[Dataset items]
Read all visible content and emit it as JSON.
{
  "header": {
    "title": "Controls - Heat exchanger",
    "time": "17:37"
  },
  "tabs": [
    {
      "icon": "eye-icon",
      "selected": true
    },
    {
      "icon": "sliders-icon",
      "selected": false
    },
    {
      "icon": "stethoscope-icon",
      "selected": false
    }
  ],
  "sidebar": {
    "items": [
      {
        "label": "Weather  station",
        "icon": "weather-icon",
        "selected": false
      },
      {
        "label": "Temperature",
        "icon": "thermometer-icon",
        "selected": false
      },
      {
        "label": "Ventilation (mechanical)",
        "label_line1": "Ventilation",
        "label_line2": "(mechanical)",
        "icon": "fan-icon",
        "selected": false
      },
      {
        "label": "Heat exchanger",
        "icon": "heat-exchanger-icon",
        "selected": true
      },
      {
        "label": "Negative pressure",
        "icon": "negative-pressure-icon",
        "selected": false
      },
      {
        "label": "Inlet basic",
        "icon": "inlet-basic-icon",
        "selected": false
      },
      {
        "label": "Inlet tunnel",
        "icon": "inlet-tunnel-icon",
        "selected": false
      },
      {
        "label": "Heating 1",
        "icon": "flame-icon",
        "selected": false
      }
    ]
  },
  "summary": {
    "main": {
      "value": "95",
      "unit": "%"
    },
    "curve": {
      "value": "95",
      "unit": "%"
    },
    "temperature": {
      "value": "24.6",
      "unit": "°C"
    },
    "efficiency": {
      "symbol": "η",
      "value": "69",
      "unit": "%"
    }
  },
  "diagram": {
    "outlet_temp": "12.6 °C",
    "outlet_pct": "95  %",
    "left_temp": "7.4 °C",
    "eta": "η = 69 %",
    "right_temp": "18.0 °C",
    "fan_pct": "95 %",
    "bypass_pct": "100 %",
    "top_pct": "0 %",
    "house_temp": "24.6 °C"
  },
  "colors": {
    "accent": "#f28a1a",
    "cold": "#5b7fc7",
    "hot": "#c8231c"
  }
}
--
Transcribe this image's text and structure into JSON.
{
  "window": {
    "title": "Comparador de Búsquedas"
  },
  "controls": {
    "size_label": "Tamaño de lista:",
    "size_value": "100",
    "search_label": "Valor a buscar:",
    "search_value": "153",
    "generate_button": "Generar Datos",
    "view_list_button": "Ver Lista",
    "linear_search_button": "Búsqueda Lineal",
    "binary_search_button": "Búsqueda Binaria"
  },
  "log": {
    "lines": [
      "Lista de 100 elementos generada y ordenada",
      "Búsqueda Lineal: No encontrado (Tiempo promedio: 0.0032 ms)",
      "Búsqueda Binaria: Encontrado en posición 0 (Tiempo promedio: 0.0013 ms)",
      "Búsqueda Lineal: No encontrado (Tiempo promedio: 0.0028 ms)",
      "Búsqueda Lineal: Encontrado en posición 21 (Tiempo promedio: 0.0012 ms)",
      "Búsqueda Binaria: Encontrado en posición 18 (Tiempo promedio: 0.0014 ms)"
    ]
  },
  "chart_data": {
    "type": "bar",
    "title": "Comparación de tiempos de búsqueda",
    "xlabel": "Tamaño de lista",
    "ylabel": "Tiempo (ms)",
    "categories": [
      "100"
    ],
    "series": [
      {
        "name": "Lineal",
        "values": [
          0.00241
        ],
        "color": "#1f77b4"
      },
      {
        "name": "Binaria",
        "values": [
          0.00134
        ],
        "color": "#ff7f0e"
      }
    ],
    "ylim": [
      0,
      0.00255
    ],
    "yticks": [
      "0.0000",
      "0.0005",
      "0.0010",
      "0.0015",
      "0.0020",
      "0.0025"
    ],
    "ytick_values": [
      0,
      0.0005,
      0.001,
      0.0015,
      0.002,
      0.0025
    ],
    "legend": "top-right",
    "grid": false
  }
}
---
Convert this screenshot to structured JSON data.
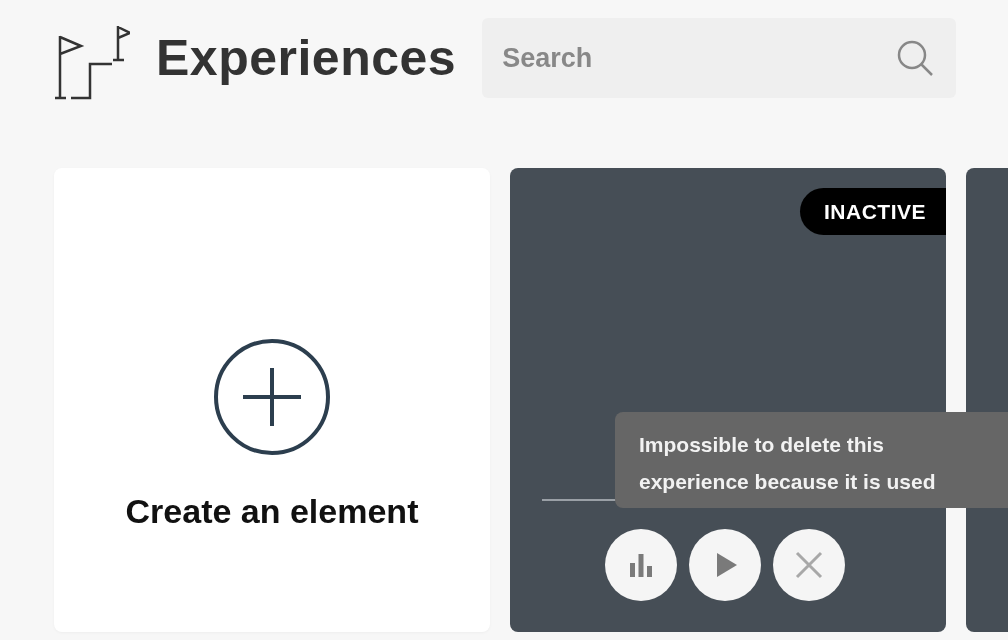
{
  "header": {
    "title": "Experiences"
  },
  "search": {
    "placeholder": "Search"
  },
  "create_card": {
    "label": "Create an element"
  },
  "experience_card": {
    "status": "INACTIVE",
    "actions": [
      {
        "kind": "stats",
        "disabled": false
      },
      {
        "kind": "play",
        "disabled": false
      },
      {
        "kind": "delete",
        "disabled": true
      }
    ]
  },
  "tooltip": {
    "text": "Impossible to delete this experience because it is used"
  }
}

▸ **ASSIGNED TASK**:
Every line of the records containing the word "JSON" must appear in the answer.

▸ **ANSWER**:
Read all visible content and emit it as JSON.
Transcribe this image's text and structure into JSON.
Convert this screenshot to structured JSON data.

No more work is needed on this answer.